Step 13: Analyze Data and Draw Conclusions
Now, each group should have real data from the Connected User's brain that will either confirm or refute the group's hypothesis. According to the scientific method, we should communicate these results by recording what happened, and why it might have happened. If the data does not align with the hypothesis, the group should ask new questions, form a new hypothesis, and experiment again. If the data fully supports the hypothesis, ask the teacher to verify the results.
In any case, it is important for the Recorder to write or type what has been observed. This means recording only information that can be observed. Refer to the examples below:
Observable Data: I saw Sally close her eyes and then I saw the OpenBCI GUI Focus widget read "focused!"
Non-Observable Data: John said he felt like he was meditating, and I believed him.
Teachers: Once the students have successfully tested and confirmed a hypothesis, direct them to attempt to answer their personal question from Step 1 and then move on to extension activities to expand the project as a group.
Step 14: Next Steps - Examples and Extension Activities
- How does our brain help us outside of the classroom?
- Does this mean the computer can read my thoughts?
- What part of the brain does the Focus Widget take into account?
How can this be used to make something?
- Control An Air Shark With Your Mind
- Mind-controlled drone
- Here's a more involved example using EEG and Machine Learning: Milo, the Brain-Controlled Wheelchair by McGill NeuroTech. As you can see, we can also use EEG data and motor control to help improve the lives of others.
For now, let's just stick with Focus data. You can add more to your new Arduino project to react to Focus data from the OpenBCI GUI:
- Try controlling even more LEDs using the Arduino
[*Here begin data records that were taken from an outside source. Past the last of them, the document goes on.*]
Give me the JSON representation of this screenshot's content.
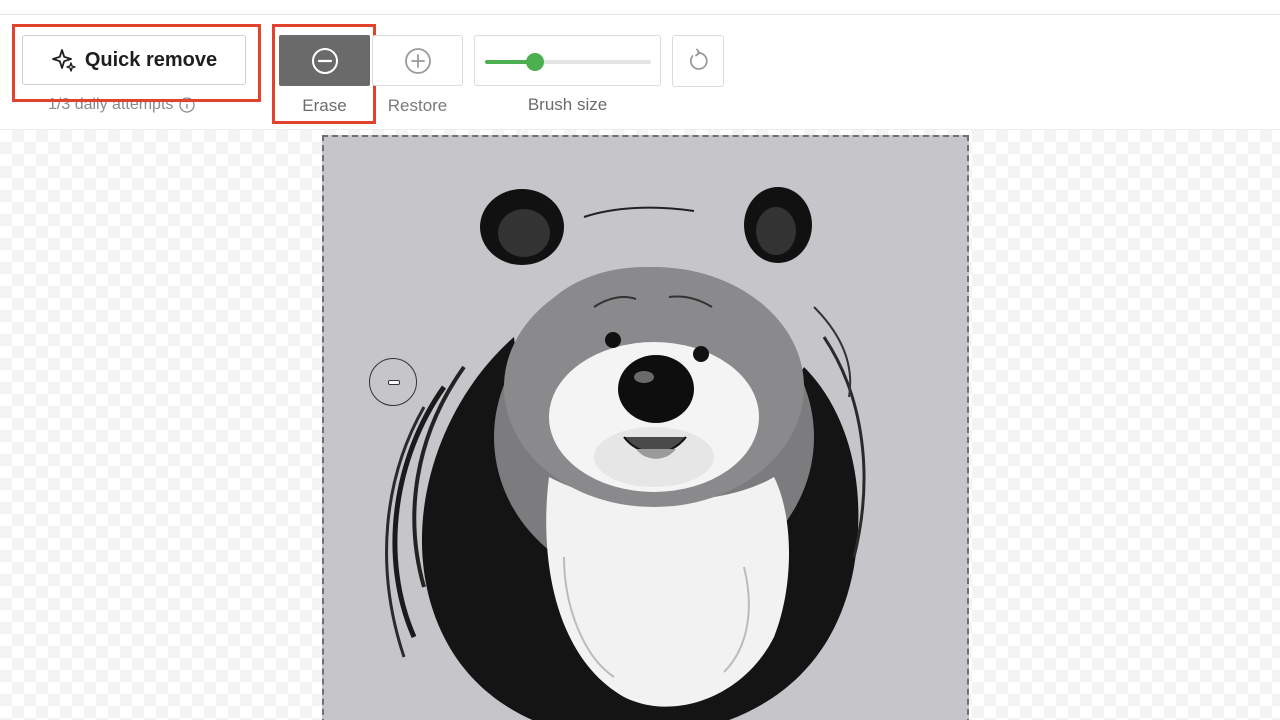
{
  "toolbar": {
    "quick_remove": {
      "label": "Quick remove",
      "icon": "sparkle-icon",
      "attempts_text": "1/3 daily attempts"
    },
    "erase": {
      "label": "Erase",
      "icon": "minus-circle-icon",
      "active": true
    },
    "restore": {
      "label": "Restore",
      "icon": "plus-circle-icon"
    },
    "brush": {
      "label": "Brush size",
      "level": 0.3
    },
    "reset": {
      "icon": "reset-icon"
    }
  },
  "colors": {
    "highlight": "#e2432e",
    "accent": "#4caf50",
    "active_tool_bg": "#6a6a6a",
    "image_bg": "#c6c5c9"
  }
}
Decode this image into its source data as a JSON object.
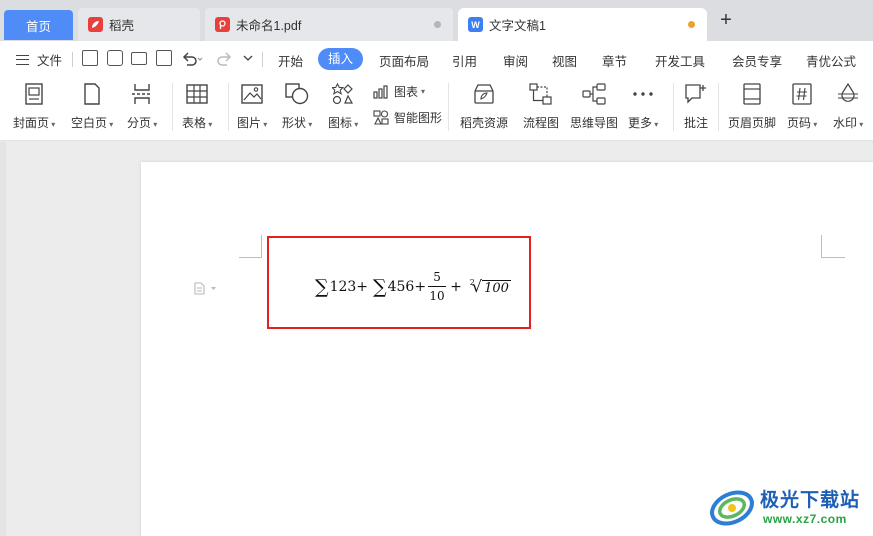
{
  "tabs": {
    "home": "首页",
    "docer": "稻壳",
    "pdf": "未命名1.pdf",
    "doc": "文字文稿1",
    "doc_unsaved_color": "#f0a02a",
    "pdf_dot_color": "#b5b5b5",
    "add": "+"
  },
  "menu": {
    "file": "文件",
    "items": [
      "开始",
      "插入",
      "页面布局",
      "引用",
      "审阅",
      "视图",
      "章节",
      "开发工具",
      "会员专享",
      "青优公式"
    ],
    "active": "插入",
    "accent": "#4f8cf7"
  },
  "ribbon": {
    "cover_page": "封面页",
    "blank_page": "空白页",
    "page_break": "分页",
    "table": "表格",
    "picture": "图片",
    "shape": "形状",
    "icon": "图标",
    "chart": "图表",
    "smart_art": "智能图形",
    "docer_resources": "稻壳资源",
    "flowchart": "流程图",
    "mind_map": "思维导图",
    "more": "更多",
    "comment": "批注",
    "header_footer": "页眉页脚",
    "page_number": "页码",
    "watermark": "水印"
  },
  "formula": {
    "sigma": "∑",
    "term1": "123+",
    "term2": "456+",
    "numerator": "5",
    "denominator": "10",
    "plus": "+",
    "root_index": "2",
    "radical": "√",
    "radicand": "100"
  },
  "highlight_color": "#e0211d",
  "watermark": {
    "title": "极光下载站",
    "url": "www.xz7.com"
  }
}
- Try controlling a motor or group of motors
- Make a second copy of your project and make it a two player game!
This is an entry in the
Classroom Science Contest